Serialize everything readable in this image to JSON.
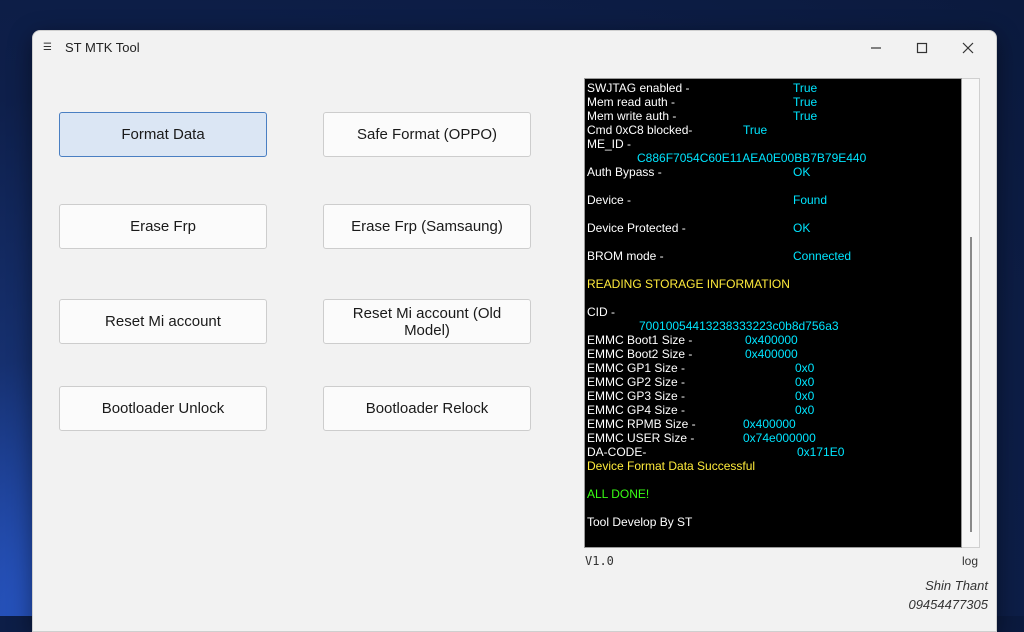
{
  "window": {
    "title": "ST MTK Tool",
    "icon": "app-icon"
  },
  "buttons": [
    {
      "label": "Format Data"
    },
    {
      "label": "Safe Format (OPPO)"
    },
    {
      "label": "Erase Frp"
    },
    {
      "label": "Erase Frp (Samsaung)"
    },
    {
      "label": "Reset Mi account"
    },
    {
      "label": "Reset Mi account (Old Model)"
    },
    {
      "label": "Bootloader Unlock"
    },
    {
      "label": "Bootloader Relock"
    }
  ],
  "log": [
    {
      "label": "SWJTAG enabled -",
      "value": "True",
      "color": "cyan"
    },
    {
      "label": "Mem read auth -",
      "value": "True",
      "color": "cyan"
    },
    {
      "label": "Mem write auth -",
      "value": "True",
      "color": "cyan"
    },
    {
      "label": "Cmd 0xC8 blocked-",
      "value": "True",
      "color": "cyan"
    },
    {
      "label": "ME_ID -",
      "value": "",
      "color": "cyan"
    },
    {
      "label": "",
      "value": "C886F7054C60E11AEA0E00BB7B79E440",
      "color": "cyan"
    },
    {
      "label": "Auth Bypass -",
      "value": "OK",
      "color": "cyan"
    },
    {
      "label": "Device -",
      "value": "Found",
      "color": "cyan"
    },
    {
      "label": "Device Protected -",
      "value": "OK",
      "color": "cyan"
    },
    {
      "label": "BROM mode -",
      "value": "Connected",
      "color": "cyan"
    },
    {
      "label": "READING STORAGE INFORMATION",
      "value": "",
      "color": "yellow"
    },
    {
      "label": "CID -",
      "value": "",
      "color": "cyan"
    },
    {
      "label": "",
      "value": "70010054413238333223c0b8d756a3",
      "color": "cyan"
    },
    {
      "label": "EMMC Boot1 Size -",
      "value": "0x400000",
      "color": "cyan"
    },
    {
      "label": "EMMC Boot2 Size -",
      "value": "0x400000",
      "color": "cyan"
    },
    {
      "label": "EMMC GP1 Size -",
      "value": "0x0",
      "color": "cyan"
    },
    {
      "label": "EMMC GP2 Size -",
      "value": "0x0",
      "color": "cyan"
    },
    {
      "label": "EMMC GP3 Size -",
      "value": "0x0",
      "color": "cyan"
    },
    {
      "label": "EMMC GP4 Size -",
      "value": "0x0",
      "color": "cyan"
    },
    {
      "label": "EMMC RPMB Size -",
      "value": "0x400000",
      "color": "cyan"
    },
    {
      "label": "EMMC USER Size -",
      "value": "0x74e000000",
      "color": "cyan"
    },
    {
      "label": "DA-CODE-",
      "value": "0x171E0",
      "color": "cyan"
    },
    {
      "label": "Device Format Data Successful",
      "value": "",
      "color": "yellow"
    },
    {
      "label": "ALL DONE!",
      "value": "",
      "color": "green"
    },
    {
      "label": "Tool Develop By ST",
      "value": "",
      "color": "white"
    }
  ],
  "footer": {
    "version": "V1.0",
    "log_label": "log"
  },
  "credit": {
    "name": "Shin Thant",
    "phone": "09454477305"
  },
  "colors": {
    "cyan": "#00e5ff",
    "yellow": "#ffeb3b",
    "green": "#39ff14",
    "accent": "#4a7fc2"
  }
}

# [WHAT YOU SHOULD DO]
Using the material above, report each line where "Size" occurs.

# [OUTPUT OF THE EXERCISE]
      "label": "EMMC Boot1 Size -",
      "label": "EMMC Boot2 Size -",
      "label": "EMMC GP1 Size -",
      "label": "EMMC GP2 Size -",
      "label": "EMMC GP3 Size -",
      "label": "EMMC GP4 Size -",
      "label": "EMMC RPMB Size -",
      "label": "EMMC USER Size -",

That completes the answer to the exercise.